### [WORK ORDER]
Using "entries" as the search string, find the matching lines below and copy them.
┌─ DATA RECORDS
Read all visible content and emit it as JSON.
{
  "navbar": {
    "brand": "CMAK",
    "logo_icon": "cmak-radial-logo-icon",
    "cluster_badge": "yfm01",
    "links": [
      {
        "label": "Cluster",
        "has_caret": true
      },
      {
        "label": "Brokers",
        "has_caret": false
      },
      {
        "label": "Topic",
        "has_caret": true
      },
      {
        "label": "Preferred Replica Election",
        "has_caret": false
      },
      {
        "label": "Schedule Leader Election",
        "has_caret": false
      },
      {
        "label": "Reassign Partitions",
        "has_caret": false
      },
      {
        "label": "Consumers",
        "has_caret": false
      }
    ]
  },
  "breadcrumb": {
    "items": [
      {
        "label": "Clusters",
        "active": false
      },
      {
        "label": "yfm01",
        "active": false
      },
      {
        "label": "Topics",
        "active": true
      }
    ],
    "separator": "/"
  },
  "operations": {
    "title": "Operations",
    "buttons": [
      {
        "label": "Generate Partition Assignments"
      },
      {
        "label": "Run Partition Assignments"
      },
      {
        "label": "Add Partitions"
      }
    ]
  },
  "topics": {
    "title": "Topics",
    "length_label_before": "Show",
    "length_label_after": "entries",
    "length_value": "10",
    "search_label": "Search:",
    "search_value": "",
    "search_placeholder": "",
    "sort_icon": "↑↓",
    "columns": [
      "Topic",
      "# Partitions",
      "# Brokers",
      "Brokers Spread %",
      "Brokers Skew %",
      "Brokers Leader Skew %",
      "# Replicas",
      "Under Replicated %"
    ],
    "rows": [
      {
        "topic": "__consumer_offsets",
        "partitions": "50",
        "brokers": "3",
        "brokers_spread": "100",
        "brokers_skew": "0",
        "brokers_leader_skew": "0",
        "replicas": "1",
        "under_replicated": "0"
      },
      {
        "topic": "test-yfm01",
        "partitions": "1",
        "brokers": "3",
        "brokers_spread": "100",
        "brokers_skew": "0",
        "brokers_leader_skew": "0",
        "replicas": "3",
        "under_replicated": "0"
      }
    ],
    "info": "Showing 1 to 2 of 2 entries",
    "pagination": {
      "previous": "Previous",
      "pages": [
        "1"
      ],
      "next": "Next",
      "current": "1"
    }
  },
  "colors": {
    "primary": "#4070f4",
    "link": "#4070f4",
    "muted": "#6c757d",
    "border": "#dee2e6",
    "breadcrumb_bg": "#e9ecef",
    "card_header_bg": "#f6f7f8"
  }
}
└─
### [RESPONSE]
    "length_label_after": "entries",
    "info": "Showing 1 to 2 of 2 entries",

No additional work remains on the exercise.